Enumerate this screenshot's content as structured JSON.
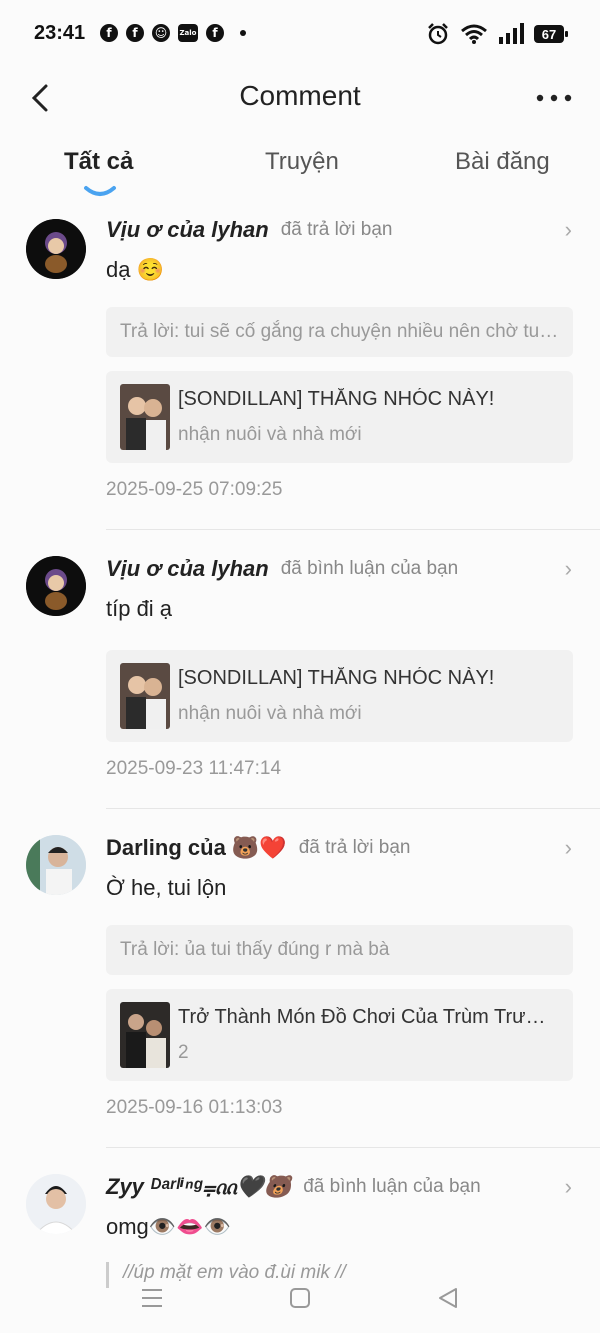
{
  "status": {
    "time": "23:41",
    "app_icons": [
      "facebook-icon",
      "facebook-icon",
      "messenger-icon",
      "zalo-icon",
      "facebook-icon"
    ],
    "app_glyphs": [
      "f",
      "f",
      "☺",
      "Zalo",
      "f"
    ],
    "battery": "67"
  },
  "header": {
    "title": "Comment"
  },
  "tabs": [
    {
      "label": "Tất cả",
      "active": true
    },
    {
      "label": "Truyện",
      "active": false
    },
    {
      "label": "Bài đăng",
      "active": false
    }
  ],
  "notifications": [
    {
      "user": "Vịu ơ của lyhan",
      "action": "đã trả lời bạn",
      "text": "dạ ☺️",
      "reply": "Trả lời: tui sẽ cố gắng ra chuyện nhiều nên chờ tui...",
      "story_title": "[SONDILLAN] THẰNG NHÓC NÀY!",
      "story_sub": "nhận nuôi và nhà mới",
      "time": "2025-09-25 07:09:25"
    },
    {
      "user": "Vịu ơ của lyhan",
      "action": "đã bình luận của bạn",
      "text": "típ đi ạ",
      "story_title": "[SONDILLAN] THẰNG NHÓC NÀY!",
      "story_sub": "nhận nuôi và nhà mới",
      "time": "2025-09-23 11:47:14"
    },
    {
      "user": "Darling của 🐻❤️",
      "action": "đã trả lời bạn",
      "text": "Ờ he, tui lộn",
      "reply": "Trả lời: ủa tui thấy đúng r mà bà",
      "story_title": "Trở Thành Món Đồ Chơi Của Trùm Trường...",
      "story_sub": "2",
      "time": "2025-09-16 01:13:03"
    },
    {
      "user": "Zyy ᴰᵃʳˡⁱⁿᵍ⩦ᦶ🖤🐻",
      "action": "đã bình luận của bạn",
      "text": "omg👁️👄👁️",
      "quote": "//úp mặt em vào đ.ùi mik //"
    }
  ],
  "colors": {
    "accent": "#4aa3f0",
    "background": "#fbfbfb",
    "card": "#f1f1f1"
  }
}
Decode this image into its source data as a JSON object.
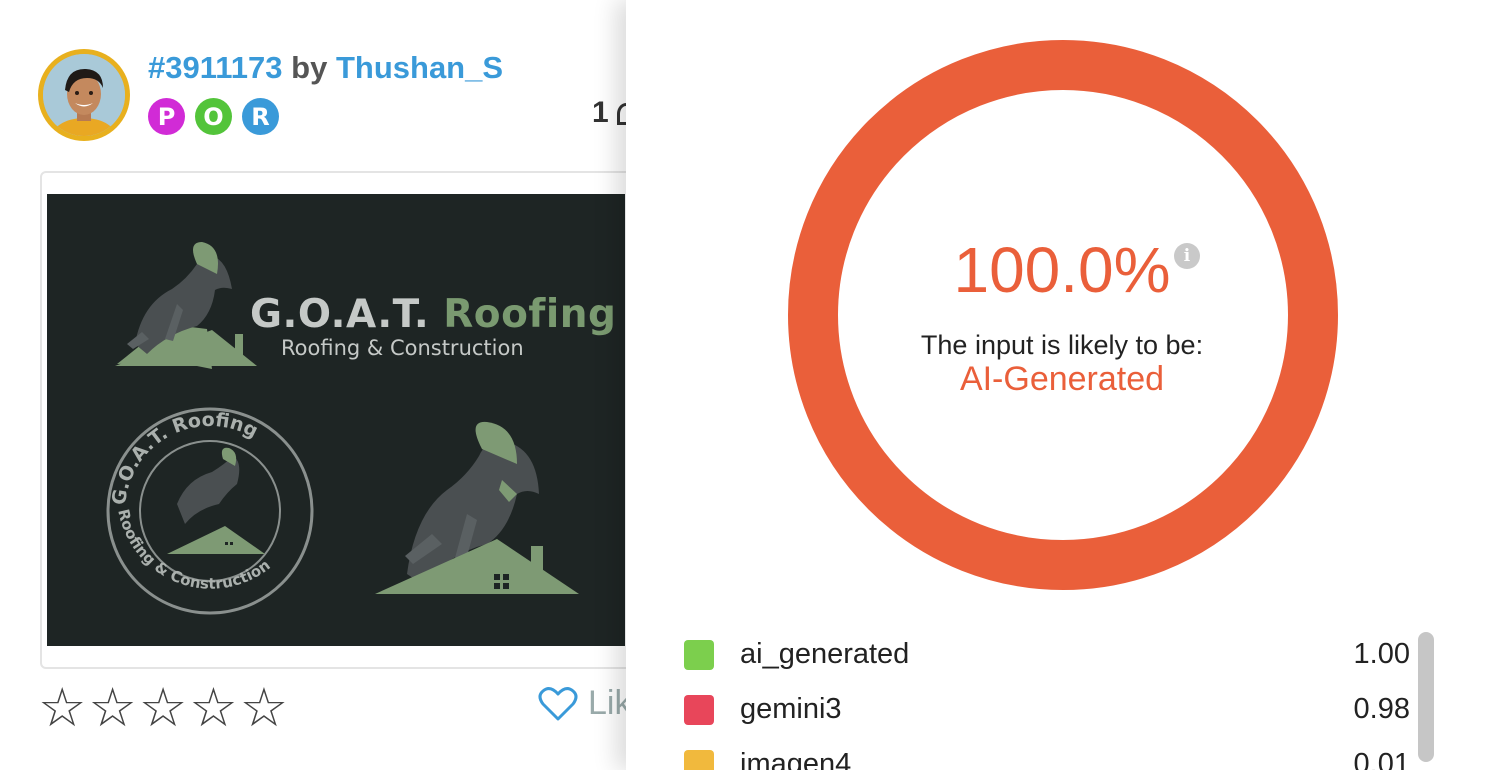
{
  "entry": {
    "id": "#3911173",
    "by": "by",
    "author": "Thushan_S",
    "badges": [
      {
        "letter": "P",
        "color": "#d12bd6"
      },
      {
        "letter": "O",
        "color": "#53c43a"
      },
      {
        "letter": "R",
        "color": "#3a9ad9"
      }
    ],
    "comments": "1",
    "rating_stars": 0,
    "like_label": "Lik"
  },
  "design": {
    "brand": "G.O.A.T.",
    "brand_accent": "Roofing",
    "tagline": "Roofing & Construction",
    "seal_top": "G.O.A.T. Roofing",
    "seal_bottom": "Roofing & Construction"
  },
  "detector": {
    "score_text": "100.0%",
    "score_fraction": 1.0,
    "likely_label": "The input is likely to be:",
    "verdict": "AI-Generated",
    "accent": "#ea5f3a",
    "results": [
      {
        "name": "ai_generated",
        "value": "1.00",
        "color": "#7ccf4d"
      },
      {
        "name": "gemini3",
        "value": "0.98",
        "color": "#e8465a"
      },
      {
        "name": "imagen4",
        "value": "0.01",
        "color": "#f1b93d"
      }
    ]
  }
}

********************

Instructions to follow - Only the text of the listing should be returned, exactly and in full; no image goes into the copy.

Answer section -
Enumerate this screenshot's content as structured JSON.
{
  "status": {
    "time": "23:41",
    "app_icons": [
      "facebook-icon",
      "facebook-icon",
      "messenger-icon",
      "zalo-icon",
      "facebook-icon"
    ],
    "app_glyphs": [
      "f",
      "f",
      "☺",
      "Zalo",
      "f"
    ],
    "battery": "67"
  },
  "header": {
    "title": "Comment"
  },
  "tabs": [
    {
      "label": "Tất cả",
      "active": true
    },
    {
      "label": "Truyện",
      "active": false
    },
    {
      "label": "Bài đăng",
      "active": false
    }
  ],
  "notifications": [
    {
      "user": "Vịu ơ của lyhan",
      "action": "đã trả lời bạn",
      "text": "dạ ☺️",
      "reply": "Trả lời: tui sẽ cố gắng ra chuyện nhiều nên chờ tui...",
      "story_title": "[SONDILLAN] THẰNG NHÓC NÀY!",
      "story_sub": "nhận nuôi và nhà mới",
      "time": "2025-09-25 07:09:25"
    },
    {
      "user": "Vịu ơ của lyhan",
      "action": "đã bình luận của bạn",
      "text": "típ đi ạ",
      "story_title": "[SONDILLAN] THẰNG NHÓC NÀY!",
      "story_sub": "nhận nuôi và nhà mới",
      "time": "2025-09-23 11:47:14"
    },
    {
      "user": "Darling của 🐻❤️",
      "action": "đã trả lời bạn",
      "text": "Ờ he, tui lộn",
      "reply": "Trả lời: ủa tui thấy đúng r mà bà",
      "story_title": "Trở Thành Món Đồ Chơi Của Trùm Trường...",
      "story_sub": "2",
      "time": "2025-09-16 01:13:03"
    },
    {
      "user": "Zyy ᴰᵃʳˡⁱⁿᵍ⩦ᦶ🖤🐻",
      "action": "đã bình luận của bạn",
      "text": "omg👁️👄👁️",
      "quote": "//úp mặt em vào đ.ùi mik //"
    }
  ],
  "colors": {
    "accent": "#4aa3f0",
    "background": "#fbfbfb",
    "card": "#f1f1f1"
  }
}
Decode this image into its source data as a JSON object.
{
  "entry": {
    "id": "#3911173",
    "by": "by",
    "author": "Thushan_S",
    "badges": [
      {
        "letter": "P",
        "color": "#d12bd6"
      },
      {
        "letter": "O",
        "color": "#53c43a"
      },
      {
        "letter": "R",
        "color": "#3a9ad9"
      }
    ],
    "comments": "1",
    "rating_stars": 0,
    "like_label": "Lik"
  },
  "design": {
    "brand": "G.O.A.T.",
    "brand_accent": "Roofing",
    "tagline": "Roofing & Construction",
    "seal_top": "G.O.A.T. Roofing",
    "seal_bottom": "Roofing & Construction"
  },
  "detector": {
    "score_text": "100.0%",
    "score_fraction": 1.0,
    "likely_label": "The input is likely to be:",
    "verdict": "AI-Generated",
    "accent": "#ea5f3a",
    "results": [
      {
        "name": "ai_generated",
        "value": "1.00",
        "color": "#7ccf4d"
      },
      {
        "name": "gemini3",
        "value": "0.98",
        "color": "#e8465a"
      },
      {
        "name": "imagen4",
        "value": "0.01",
        "color": "#f1b93d"
      }
    ]
  }
}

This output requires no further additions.